Your First Laser Kit 07 - Basic Barn Kit - Wall Assembly
Nothing like hanging around the house on a Sunday. Wife and oldest daughter gone and I'm on baby duty. Luckily she's having a sleeping day!
Cut of iced tea on the desk. Playing the latest DVD added to my collection featuring Dean Freytag the master of styrene and steel. Playing how-to videos while model building is great fun!
First, let's get the backs of the doors painting. We masked them from the black, so we'll take the Dr. Ben's Chicago Brick Red and paint them.
We need to mask off the unpainted area. You can see that I've already gotten some red on the back, but it blows off easily.
With the area masked off, we'll load up the brush with red pigment.
The inside door is probably in pretty good shape, so we'll make it dark and even.
Using my faithful can of Testor's Dull Coat, we'll spray a light coating to seal in the pigments.
Here is a good example of spraying on too much. I soaked it and the colors ran on to the tape. Go easy on the Dull Coat!
Now, back to the assembly instructions. The instructions are a bit week in that they just say cut out the walls and put them together. They do mention that the side walls go inside of the front and back walls, though this might be hard for some to understand without a drawing.
So here is what it means. The front wall is the most likely to be seen. The side wall attaches behind the front wall and the trim pieces will go over the joint to hide it.
Again I tried to use a hobby knife for these parts and had to switch to a razor blade. Take your time and make several passes at each fret.
Use a straight edge for long pieces like these so that you don't slip and cut the boards.
Cut out around a big piece and then cut out the smaller pieces. Remember, your fingerprints will show up in detail shots!
So hold the boards with a towel or rubber gloves.

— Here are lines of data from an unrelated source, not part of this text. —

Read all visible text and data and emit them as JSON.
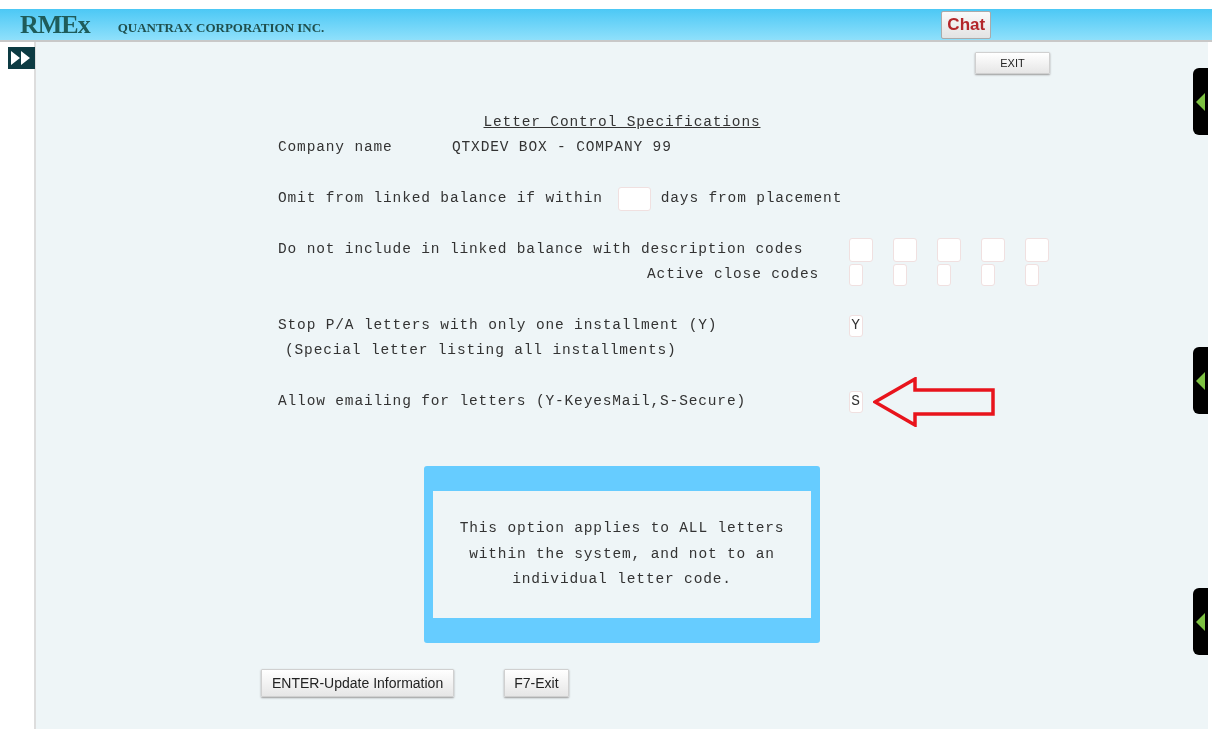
{
  "header": {
    "logo": "RMEx",
    "company": "QUANTRAX CORPORATION INC.",
    "chat_button": "Chat"
  },
  "exit_button": "EXIT",
  "title": "Letter Control Specifications",
  "company_row": {
    "label": "Company name",
    "value": "QTXDEV BOX - COMPANY 99"
  },
  "omit_row": {
    "label": "Omit from linked balance if within",
    "suffix": "days from placement"
  },
  "description_row": {
    "label": "Do not include in linked balance with description codes"
  },
  "close_row": {
    "label": "Active close codes"
  },
  "stop_row": {
    "label": "Stop P/A letters with only one installment (Y)",
    "value": "Y",
    "note": "(Special letter listing all installments)"
  },
  "email_row": {
    "label": "Allow emailing for letters (Y-KeyesMail,S-Secure)",
    "value": "S"
  },
  "info_box": "This option applies to ALL letters within the system, and not to an individual letter code.",
  "buttons": [
    "ENTER-Update Information",
    "F7-Exit"
  ]
}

There! All the pieces have been removed. After reading the directions again I just realized that the door will have to be painted. Oh well.
Each of the boards that you cut out will have a small about of the fret remaining. This must be sanded flat. Also, laser cutting does not make a 90 degree angle at the cut. It is at a slight angle. Thus, a cut side and a flat side really don't meet perfectly. So when I sand I try to flatten out the cut.

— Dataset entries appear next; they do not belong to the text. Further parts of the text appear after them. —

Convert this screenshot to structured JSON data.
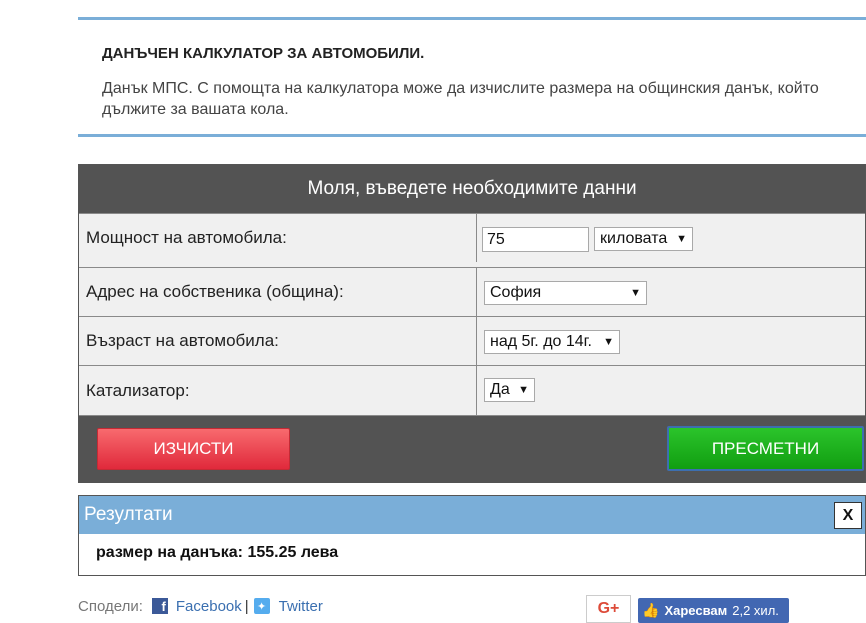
{
  "intro": {
    "title": "ДАНЪЧЕН КАЛКУЛАТОР ЗА АВТОМОБИЛИ.",
    "text": "Данък МПС. С помощта на калкулатора може да изчислите размера на общинския данък, който дължите за вашата кола."
  },
  "form": {
    "header": "Моля, въведете необходимите данни",
    "power": {
      "label": "Мощност на автомобила:",
      "value": "75",
      "unit": "киловата"
    },
    "address": {
      "label": "Адрес на собственика (община):",
      "value": "София"
    },
    "age": {
      "label": "Възраст на автомобила:",
      "value": "над 5г. до 14г."
    },
    "catalyst": {
      "label": "Катализатор:",
      "value": "Да"
    },
    "clear_label": "ИЗЧИСТИ",
    "calculate_label": "ПРЕСМЕТНИ"
  },
  "results": {
    "header": "Резултати",
    "close_label": "X",
    "text": "размер на данъка: 155.25 лева"
  },
  "share": {
    "label": "Сподели:",
    "facebook": "Facebook",
    "separator": "|",
    "twitter": "Twitter",
    "gplus": "G+",
    "like_label": "Харесвам",
    "like_count": "2,2 хил."
  },
  "colors": {
    "accent_blue": "#7aaed8",
    "header_gray": "#535353",
    "clear_red": "#e0293b",
    "calc_green": "#119e11"
  }
}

You don't need to sand much, but just enough to remove any burrs.
Normally I use a small sandpaper tool to do this, but I've lost it. So I'll make do with the pointed edge of the sanding sponge.
I tried to leave the front doors in to give this piece added strength, but they fell out so I'll go ahead and sand the inside of the doorway.

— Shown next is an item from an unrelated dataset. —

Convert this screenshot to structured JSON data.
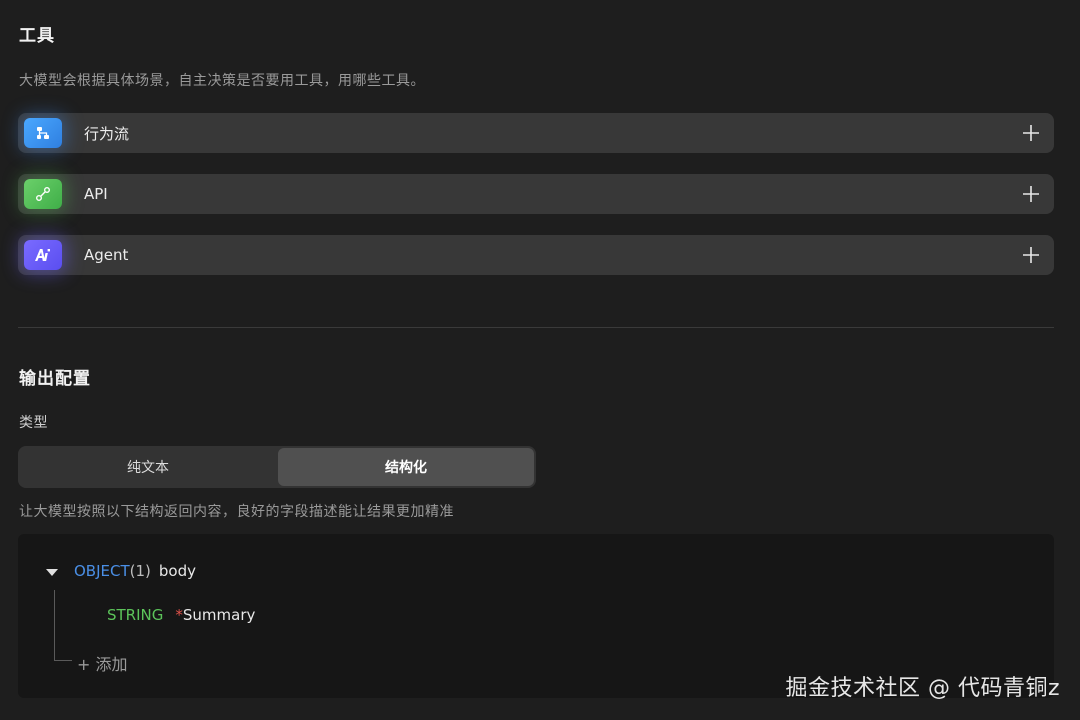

When all are sanded check for dust and damage. This is the time to repair any board that you broke with a little glue.
Next we want to assemble the walls of the barn. I'm going to use my hand dandy squaring jig. It has four 90 degree sides and several magnetic fixtures that hold the parts in place.
What we'll do is mate the two pieces in the corner, and fasten them down with the magnets so that we can glue a corner board (not included with the kit) into place.
Going to the wood shed (no, not in trouble with the wife today for a change) I picked up a 1/4" square piece of balsa wood. I like balsa for corners because it is cheap, easy to cut and if you make a mistake you can remove it and sand off the area. But hey, I don't make mistakes.
We'll dig out the Zona saw and the X-acto miter box for cutting the corner boards. You can use a Dremel or a mini chop saw, whatever works for you.
I measure the first cut, making it a bit short of the top and bottom. All I want it to do is to reinforce the corners and help keep them square.
A few hits with the saw and its done.
Then I take the corner board that I just cut, set it aside of the stock board, and cut three more.
There! Four corner boards.
I put one front and one side in the jig and locked them down with magnets.
My jig is a little old and is not perfectly straight, so I use a toothpick to force the front wall into the back wall to make a tight connection.
Using a little full strength Elmer's glue, I put a light coat of glue on two adjacent sides, the ones that go into the corner.
Here you can see the corner board drying in place.
Oops! Left the hayloft door in. We'll take a second and cut that out. Sometimes I'm tired or distracted by baby duty or the TV and make mistakes. This does take some focus.
We press this into the corner and also lock it down with magnets.
Glue and mount the corner board.
The baby is about to wake up so I need to hurry....
Both large assemblies are drying so let's see what is next. Looks like the lean-to needs to be assembled.
Just like the others I put two of the three pieces in the jig.
Instead of a square, I'll just use a round toothpick for the corner support. I like using round corner supports because they are just as strong, but don't have to be perfectly at a 90 degree angle.